==== Given data ====

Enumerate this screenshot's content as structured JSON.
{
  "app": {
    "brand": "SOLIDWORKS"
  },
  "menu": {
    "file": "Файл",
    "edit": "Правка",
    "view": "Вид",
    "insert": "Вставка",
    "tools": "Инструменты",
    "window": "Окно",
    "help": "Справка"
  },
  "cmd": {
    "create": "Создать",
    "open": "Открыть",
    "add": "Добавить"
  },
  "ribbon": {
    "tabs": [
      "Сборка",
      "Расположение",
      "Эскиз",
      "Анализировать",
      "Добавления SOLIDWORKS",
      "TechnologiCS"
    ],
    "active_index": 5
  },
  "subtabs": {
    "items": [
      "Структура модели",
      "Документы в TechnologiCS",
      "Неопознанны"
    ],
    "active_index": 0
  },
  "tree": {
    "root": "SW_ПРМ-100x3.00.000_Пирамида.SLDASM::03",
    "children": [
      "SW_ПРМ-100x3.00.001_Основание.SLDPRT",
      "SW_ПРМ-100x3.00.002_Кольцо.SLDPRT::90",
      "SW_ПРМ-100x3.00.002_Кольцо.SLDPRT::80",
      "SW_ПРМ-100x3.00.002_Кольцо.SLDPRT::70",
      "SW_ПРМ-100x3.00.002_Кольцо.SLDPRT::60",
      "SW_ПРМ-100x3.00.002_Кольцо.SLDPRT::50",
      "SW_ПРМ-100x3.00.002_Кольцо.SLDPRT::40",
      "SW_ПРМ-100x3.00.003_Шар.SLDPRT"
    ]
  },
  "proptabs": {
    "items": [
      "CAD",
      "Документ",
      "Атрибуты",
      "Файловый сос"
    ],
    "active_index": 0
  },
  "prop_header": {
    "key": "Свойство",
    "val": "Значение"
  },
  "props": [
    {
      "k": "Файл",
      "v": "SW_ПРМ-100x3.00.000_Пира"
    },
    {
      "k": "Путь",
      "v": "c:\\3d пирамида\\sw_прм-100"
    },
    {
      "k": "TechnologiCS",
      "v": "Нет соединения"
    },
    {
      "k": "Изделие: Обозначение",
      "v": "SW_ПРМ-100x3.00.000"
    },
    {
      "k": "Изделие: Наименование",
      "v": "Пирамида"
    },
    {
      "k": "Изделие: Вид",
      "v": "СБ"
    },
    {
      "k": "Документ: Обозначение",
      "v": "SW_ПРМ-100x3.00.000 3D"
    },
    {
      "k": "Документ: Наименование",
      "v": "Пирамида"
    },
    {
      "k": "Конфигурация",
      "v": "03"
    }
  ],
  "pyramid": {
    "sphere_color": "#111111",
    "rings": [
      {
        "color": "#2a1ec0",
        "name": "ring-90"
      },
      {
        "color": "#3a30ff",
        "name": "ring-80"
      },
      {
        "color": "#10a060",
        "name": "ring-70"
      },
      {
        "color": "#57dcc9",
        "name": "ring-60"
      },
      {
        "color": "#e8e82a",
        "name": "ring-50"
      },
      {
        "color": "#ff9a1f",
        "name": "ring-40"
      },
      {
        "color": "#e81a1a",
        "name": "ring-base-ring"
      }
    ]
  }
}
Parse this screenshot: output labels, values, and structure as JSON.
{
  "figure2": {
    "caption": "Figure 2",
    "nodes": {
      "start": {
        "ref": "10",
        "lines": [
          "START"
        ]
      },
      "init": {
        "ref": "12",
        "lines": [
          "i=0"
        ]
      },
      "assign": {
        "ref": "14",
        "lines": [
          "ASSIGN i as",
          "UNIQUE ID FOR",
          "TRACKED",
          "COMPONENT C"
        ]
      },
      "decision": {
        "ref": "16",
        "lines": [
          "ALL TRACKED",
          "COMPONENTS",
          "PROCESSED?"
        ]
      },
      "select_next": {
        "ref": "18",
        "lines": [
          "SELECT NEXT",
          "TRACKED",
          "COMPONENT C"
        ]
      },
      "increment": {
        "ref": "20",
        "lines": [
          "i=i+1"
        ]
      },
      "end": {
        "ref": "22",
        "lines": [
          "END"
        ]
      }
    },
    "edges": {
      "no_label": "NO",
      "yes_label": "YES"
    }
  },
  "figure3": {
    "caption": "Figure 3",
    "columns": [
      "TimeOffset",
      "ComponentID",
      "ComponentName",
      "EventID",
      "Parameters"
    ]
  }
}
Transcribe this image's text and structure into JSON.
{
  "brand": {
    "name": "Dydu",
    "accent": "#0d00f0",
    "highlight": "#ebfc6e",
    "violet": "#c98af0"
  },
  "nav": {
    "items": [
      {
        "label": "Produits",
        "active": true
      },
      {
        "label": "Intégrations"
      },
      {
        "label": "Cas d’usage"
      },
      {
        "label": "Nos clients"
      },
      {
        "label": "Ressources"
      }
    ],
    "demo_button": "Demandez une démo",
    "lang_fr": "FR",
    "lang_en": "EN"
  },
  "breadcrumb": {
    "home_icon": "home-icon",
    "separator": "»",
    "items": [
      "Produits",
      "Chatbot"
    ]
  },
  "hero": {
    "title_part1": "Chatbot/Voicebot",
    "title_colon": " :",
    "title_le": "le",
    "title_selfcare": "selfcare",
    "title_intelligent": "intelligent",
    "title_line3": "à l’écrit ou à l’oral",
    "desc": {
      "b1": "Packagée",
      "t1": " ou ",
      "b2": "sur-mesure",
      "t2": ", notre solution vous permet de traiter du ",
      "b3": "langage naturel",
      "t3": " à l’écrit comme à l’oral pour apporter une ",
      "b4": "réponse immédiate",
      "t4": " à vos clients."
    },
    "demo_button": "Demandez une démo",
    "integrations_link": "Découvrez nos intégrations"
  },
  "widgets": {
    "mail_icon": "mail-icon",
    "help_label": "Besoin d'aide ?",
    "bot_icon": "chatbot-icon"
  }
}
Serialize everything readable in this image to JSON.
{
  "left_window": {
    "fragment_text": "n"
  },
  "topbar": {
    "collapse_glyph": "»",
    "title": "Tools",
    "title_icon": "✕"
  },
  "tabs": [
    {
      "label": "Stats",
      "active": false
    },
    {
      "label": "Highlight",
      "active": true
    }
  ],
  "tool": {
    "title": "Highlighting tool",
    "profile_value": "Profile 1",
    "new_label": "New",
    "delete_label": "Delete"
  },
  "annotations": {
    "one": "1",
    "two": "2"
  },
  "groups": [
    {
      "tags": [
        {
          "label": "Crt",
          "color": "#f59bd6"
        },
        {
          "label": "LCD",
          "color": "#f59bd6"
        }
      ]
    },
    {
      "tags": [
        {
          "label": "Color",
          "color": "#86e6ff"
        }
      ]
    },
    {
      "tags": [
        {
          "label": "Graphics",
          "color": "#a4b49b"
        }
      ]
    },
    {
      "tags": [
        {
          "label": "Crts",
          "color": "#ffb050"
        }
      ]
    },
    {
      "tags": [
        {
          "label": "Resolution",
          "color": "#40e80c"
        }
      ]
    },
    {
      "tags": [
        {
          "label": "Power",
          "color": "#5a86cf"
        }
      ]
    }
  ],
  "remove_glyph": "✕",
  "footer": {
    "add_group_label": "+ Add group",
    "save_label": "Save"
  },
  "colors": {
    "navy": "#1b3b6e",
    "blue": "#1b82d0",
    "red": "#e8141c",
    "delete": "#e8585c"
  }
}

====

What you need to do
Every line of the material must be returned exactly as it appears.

Task output
Enumerate this screenshot's content as structured JSON.
{
  "app": {
    "brand": "SOLIDWORKS"
  },
  "menu": {
    "file": "Файл",
    "edit": "Правка",
    "view": "Вид",
    "insert": "Вставка",
    "tools": "Инструменты",
    "window": "Окно",
    "help": "Справка"
  },
  "cmd": {
    "create": "Создать",
    "open": "Открыть",
    "add": "Добавить"
  },
  "ribbon": {
    "tabs": [
      "Сборка",
      "Расположение",
      "Эскиз",
      "Анализировать",
      "Добавления SOLIDWORKS",
      "TechnologiCS"
    ],
    "active_index": 5
  },
  "subtabs": {
    "items": [
      "Структура модели",
      "Документы в TechnologiCS",
      "Неопознанны"
    ],
    "active_index": 0
  },
  "tree": {
    "root": "SW_ПРМ-100x3.00.000_Пирамида.SLDASM::03",
    "children": [
      "SW_ПРМ-100x3.00.001_Основание.SLDPRT",
      "SW_ПРМ-100x3.00.002_Кольцо.SLDPRT::90",
      "SW_ПРМ-100x3.00.002_Кольцо.SLDPRT::80",
      "SW_ПРМ-100x3.00.002_Кольцо.SLDPRT::70",
      "SW_ПРМ-100x3.00.002_Кольцо.SLDPRT::60",
      "SW_ПРМ-100x3.00.002_Кольцо.SLDPRT::50",
      "SW_ПРМ-100x3.00.002_Кольцо.SLDPRT::40",
      "SW_ПРМ-100x3.00.003_Шар.SLDPRT"
    ]
  },
  "proptabs": {
    "items": [
      "CAD",
      "Документ",
      "Атрибуты",
      "Файловый сос"
    ],
    "active_index": 0
  },
  "prop_header": {
    "key": "Свойство",
    "val": "Значение"
  },
  "props": [
    {
      "k": "Файл",
      "v": "SW_ПРМ-100x3.00.000_Пира"
    },
    {
      "k": "Путь",
      "v": "c:\\3d пирамида\\sw_прм-100"
    },
    {
      "k": "TechnologiCS",
      "v": "Нет соединения"
    },
    {
      "k": "Изделие: Обозначение",
      "v": "SW_ПРМ-100x3.00.000"
    },
    {
      "k": "Изделие: Наименование",
      "v": "Пирамида"
    },
    {
      "k": "Изделие: Вид",
      "v": "СБ"
    },
    {
      "k": "Документ: Обозначение",
      "v": "SW_ПРМ-100x3.00.000 3D"
    },
    {
      "k": "Документ: Наименование",
      "v": "Пирамида"
    },
    {
      "k": "Конфигурация",
      "v": "03"
    }
  ],
  "pyramid": {
    "sphere_color": "#111111",
    "rings": [
      {
        "color": "#2a1ec0",
        "name": "ring-90"
      },
      {
        "color": "#3a30ff",
        "name": "ring-80"
      },
      {
        "color": "#10a060",
        "name": "ring-70"
      },
      {
        "color": "#57dcc9",
        "name": "ring-60"
      },
      {
        "color": "#e8e82a",
        "name": "ring-50"
      },
      {
        "color": "#ff9a1f",
        "name": "ring-40"
      },
      {
        "color": "#e81a1a",
        "name": "ring-base-ring"
      }
    ]
  }
}
Parse this screenshot: output labels, values, and structure as JSON.
{
  "figure2": {
    "caption": "Figure 2",
    "nodes": {
      "start": {
        "ref": "10",
        "lines": [
          "START"
        ]
      },
      "init": {
        "ref": "12",
        "lines": [
          "i=0"
        ]
      },
      "assign": {
        "ref": "14",
        "lines": [
          "ASSIGN i as",
          "UNIQUE ID FOR",
          "TRACKED",
          "COMPONENT C"
        ]
      },
      "decision": {
        "ref": "16",
        "lines": [
          "ALL TRACKED",
          "COMPONENTS",
          "PROCESSED?"
        ]
      },
      "select_next": {
        "ref": "18",
        "lines": [
          "SELECT NEXT",
          "TRACKED",
          "COMPONENT C"
        ]
      },
      "increment": {
        "ref": "20",
        "lines": [
          "i=i+1"
        ]
      },
      "end": {
        "ref": "22",
        "lines": [
          "END"
        ]
      }
    },
    "edges": {
      "no_label": "NO",
      "yes_label": "YES"
    }
  },
  "figure3": {
    "caption": "Figure 3",
    "columns": [
      "TimeOffset",
      "ComponentID",
      "ComponentName",
      "EventID",
      "Parameters"
    ]
  }
}
Transcribe this image's text and structure into JSON.
{
  "brand": {
    "name": "Dydu",
    "accent": "#0d00f0",
    "highlight": "#ebfc6e",
    "violet": "#c98af0"
  },
  "nav": {
    "items": [
      {
        "label": "Produits",
        "active": true
      },
      {
        "label": "Intégrations"
      },
      {
        "label": "Cas d’usage"
      },
      {
        "label": "Nos clients"
      },
      {
        "label": "Ressources"
      }
    ],
    "demo_button": "Demandez une démo",
    "lang_fr": "FR",
    "lang_en": "EN"
  },
  "breadcrumb": {
    "home_icon": "home-icon",
    "separator": "»",
    "items": [
      "Produits",
      "Chatbot"
    ]
  },
  "hero": {
    "title_part1": "Chatbot/Voicebot",
    "title_colon": " :",
    "title_le": "le",
    "title_selfcare": "selfcare",
    "title_intelligent": "intelligent",
    "title_line3": "à l’écrit ou à l’oral",
    "desc": {
      "b1": "Packagée",
      "t1": " ou ",
      "b2": "sur-mesure",
      "t2": ", notre solution vous permet de traiter du ",
      "b3": "langage naturel",
      "t3": " à l’écrit comme à l’oral pour apporter une ",
      "b4": "réponse immédiate",
      "t4": " à vos clients."
    },
    "demo_button": "Demandez une démo",
    "integrations_link": "Découvrez nos intégrations"
  },
  "widgets": {
    "mail_icon": "mail-icon",
    "help_label": "Besoin d'aide ?",
    "bot_icon": "chatbot-icon"
  }
}
Serialize everything readable in this image to JSON.
{
  "left_window": {
    "fragment_text": "n"
  },
  "topbar": {
    "collapse_glyph": "»",
    "title": "Tools",
    "title_icon": "✕"
  },
  "tabs": [
    {
      "label": "Stats",
      "active": false
    },
    {
      "label": "Highlight",
      "active": true
    }
  ],
  "tool": {
    "title": "Highlighting tool",
    "profile_value": "Profile 1",
    "new_label": "New",
    "delete_label": "Delete"
  },
  "annotations": {
    "one": "1",
    "two": "2"
  },
  "groups": [
    {
      "tags": [
        {
          "label": "Crt",
          "color": "#f59bd6"
        },
        {
          "label": "LCD",
          "color": "#f59bd6"
        }
      ]
    },
    {
      "tags": [
        {
          "label": "Color",
          "color": "#86e6ff"
        }
      ]
    },
    {
      "tags": [
        {
          "label": "Graphics",
          "color": "#a4b49b"
        }
      ]
    },
    {
      "tags": [
        {
          "label": "Crts",
          "color": "#ffb050"
        }
      ]
    },
    {
      "tags": [
        {
          "label": "Resolution",
          "color": "#40e80c"
        }
      ]
    },
    {
      "tags": [
        {
          "label": "Power",
          "color": "#5a86cf"
        }
      ]
    }
  ],
  "remove_glyph": "✕",
  "footer": {
    "add_group_label": "+ Add group",
    "save_label": "Save"
  },
  "colors": {
    "navy": "#1b3b6e",
    "blue": "#1b82d0",
    "red": "#e8141c",
    "delete": "#e8585c"
  }
}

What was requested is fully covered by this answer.